Let’s be honest: A lot of rich guys sound awful. They’re reclusive (Howard Hughes) or partisan (the Koch brothers and George Soros) extravagantly out of touch (Larry Ellison, docking his yacht a block away from homeless encampments) earn billions of dollars while shrugging responsibility. That’s why the obituary for the founder of the the billion-dollar 99 Cents Only chain is so refreshing: He was married to the same woman for 55 years, he drove a Prius he bought 13 years ago, and had lived in the same modest house for five decades. Delightfully, the modest mogul’s name was Dave Gold.
“You would never think in a million years that he was a wealthy man,” his daughter tells the LA Times. But he was.
The concept of a “dollar store” wasn’t new, but as the Times points out, most were thought of as “retail graveyards for expired or broken products.” One of Gold’s innovations was to make his stores large, brightly lit, and organized — a happy place to be. Think K-Mart vs. Target.
His other innovations was to knock the dollar store concept down to 99 cents. “Whenever I’d put wine or cheese on sale for $1.02 or 98 cents, it never sold out,” Gold said in a 2003 interview. “When I put a 99 cent sign on anything, it was gone in no time. I realized it was a magic number. I thought, wouldn’t it be fun to have a store where everything was good quality and everything was 99 cents?”

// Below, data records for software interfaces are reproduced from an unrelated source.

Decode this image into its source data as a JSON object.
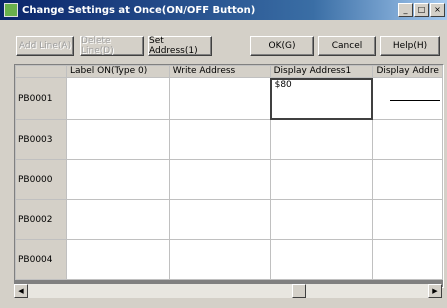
{
  "window": {
    "title": "Change Settings at Once(ON/OFF Button)",
    "min_label": "_",
    "max_label": "□",
    "close_label": "×"
  },
  "toolbar": {
    "add_line": "Add Line(A)",
    "delete_line": "Delete Line(D)",
    "set_address": "Set Address(1)",
    "ok": "OK(G)",
    "cancel": "Cancel",
    "help": "Help(H)"
  },
  "grid": {
    "columns": [
      "Label ON(Type 0)",
      "Write Address",
      "Display Address1",
      "Display Addre"
    ],
    "rows": [
      {
        "label": "PB0001",
        "cells": [
          "",
          "",
          "$80",
          ""
        ]
      },
      {
        "label": "PB0003",
        "cells": [
          "",
          "",
          "",
          ""
        ]
      },
      {
        "label": "PB0000",
        "cells": [
          "",
          "",
          "",
          ""
        ]
      },
      {
        "label": "PB0002",
        "cells": [
          "",
          "",
          "",
          ""
        ]
      },
      {
        "label": "PB0004",
        "cells": [
          "",
          "",
          "",
          ""
        ]
      }
    ]
  },
  "scrollbar": {
    "left_arrow": "◀",
    "right_arrow": "▶"
  }
}
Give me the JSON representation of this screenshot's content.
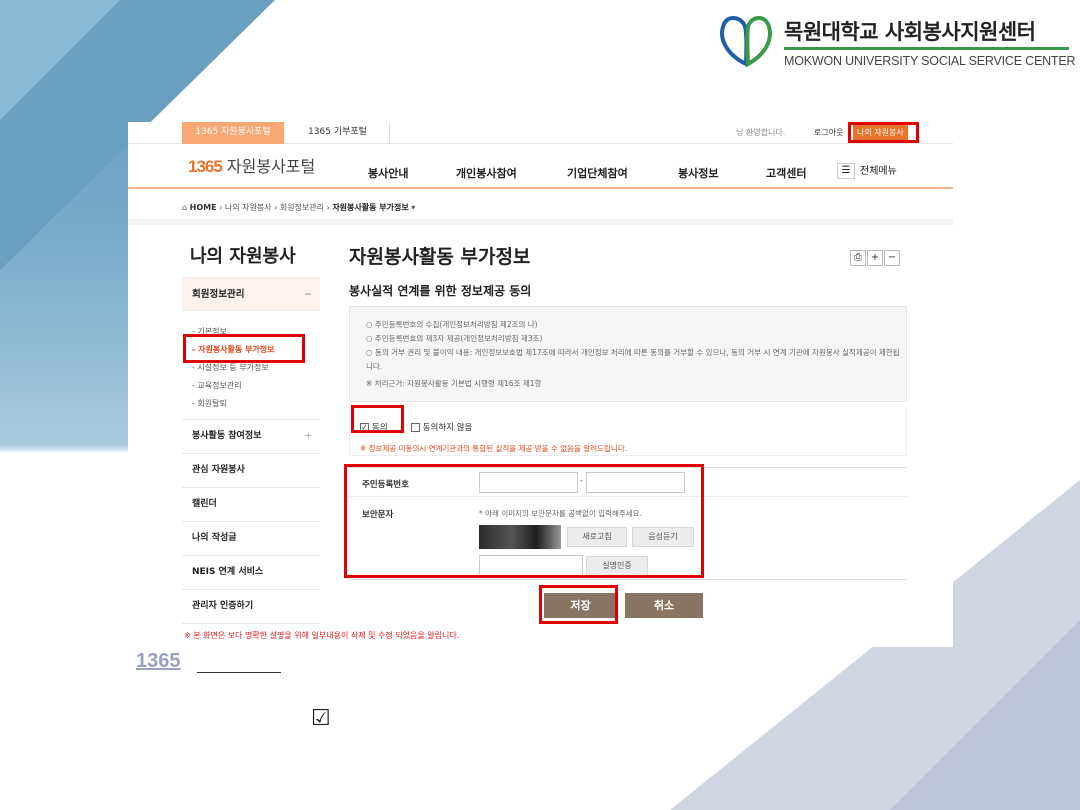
{
  "university": {
    "name_ko": "목원대학교 사회봉사지원센터",
    "name_en": "MOKWON UNIVERSITY SOCIAL SERVICE CENTER"
  },
  "portal": {
    "top_tabs": [
      "1365 자원봉사포털",
      "1365 기부포털"
    ],
    "welcome": "님 환영합니다.",
    "login": "로그아웃",
    "my_volunteer": "나의 자원봉사",
    "logo_num": "1365",
    "logo_text": "자원봉사포털",
    "menus": [
      "봉사안내",
      "개인봉사참여",
      "기업단체참여",
      "봉사정보",
      "고객센터"
    ],
    "all_menu": "전체메뉴",
    "breadcrumb": {
      "home": "HOME",
      "items": [
        "나의 자원봉사",
        "회원정보관리",
        "자원봉사활동 부가정보"
      ]
    }
  },
  "sidebar": {
    "title": "나의 자원봉사",
    "section": "회원정보관리",
    "section_sign": "−",
    "sub_items": [
      "- 기본정보",
      "- 자원봉사활동 부가정보",
      "- 시설정보 등 부가정보",
      "- 교육정보관리",
      "- 회원탈퇴"
    ],
    "items": [
      {
        "label": "봉사활동 참여정보",
        "sign": "+"
      },
      {
        "label": "관심 자원봉사",
        "sign": ""
      },
      {
        "label": "캘린더",
        "sign": ""
      },
      {
        "label": "나의 작성글",
        "sign": ""
      },
      {
        "label": "NEIS 연계 서비스",
        "sign": ""
      },
      {
        "label": "관리자 인증하기",
        "sign": ""
      }
    ]
  },
  "main": {
    "page_title": "자원봉사활동 부가정보",
    "tool_icons": [
      "print-icon",
      "zoom-in-icon",
      "zoom-out-icon"
    ],
    "section_title": "봉사실적 연계를 위한 정보제공 동의",
    "info_lines": [
      "○ 주민등록번호의 수집(개인정보처리방침 제2조의 나)",
      "○ 주민등록번호의 제3자 제공(개인정보처리방침 제3조)",
      "○ 동의 거부 권리 및 불이익 내용: 개인정보보호법 제17조에 따라서 개인정보 처리에 따른 동의를 거부할 수 있으나, 동의 거부 시 연계 기관에 자원봉사 실적제공이 제한됩니다.",
      "※ 처리근거: 자원봉사활동 기본법 시행령 제16조 제1항"
    ],
    "agree_label": "동의",
    "disagree_label": "동의하지 않음",
    "agree_checked": true,
    "warning": "※ 정보제공 미동의시 연계기관과의 통합된 실적을 제공 받을 수 없음을 알려드립니다.",
    "form": {
      "rrn_label": "주민등록번호",
      "rrn_separator": "-",
      "captcha_label": "보안문자",
      "captcha_hint": "* 아래 이미지의 보안문자를 공백없이 입력해주세요.",
      "refresh_btn": "새로고침",
      "audio_btn": "음성듣기",
      "verify_btn": "실명인증"
    },
    "save_btn": "저장",
    "cancel_btn": "취소",
    "notice": "※ 본 화면은 보다 명확한 설명을 위해 일부내용이 삭제 및 수정 되었음을 알립니다."
  },
  "slide": {
    "label_1365": "1365",
    "checkbox_glyph": "☑"
  },
  "colors": {
    "accent": "#e8732a",
    "highlight_red": "#e30000",
    "button_brown": "#8a7563",
    "logo_green": "#3a9a4a",
    "logo_blue": "#1e5fa8"
  }
}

There was one more thing that made Gold special, and that makes him a role model: He loved his job, and he loved his product. As his daughter tells the Times, ”My dad really loved the merchandise. He would come home at the end of the day when we were younger and say, ‘Look at this beautiful shampoo.’”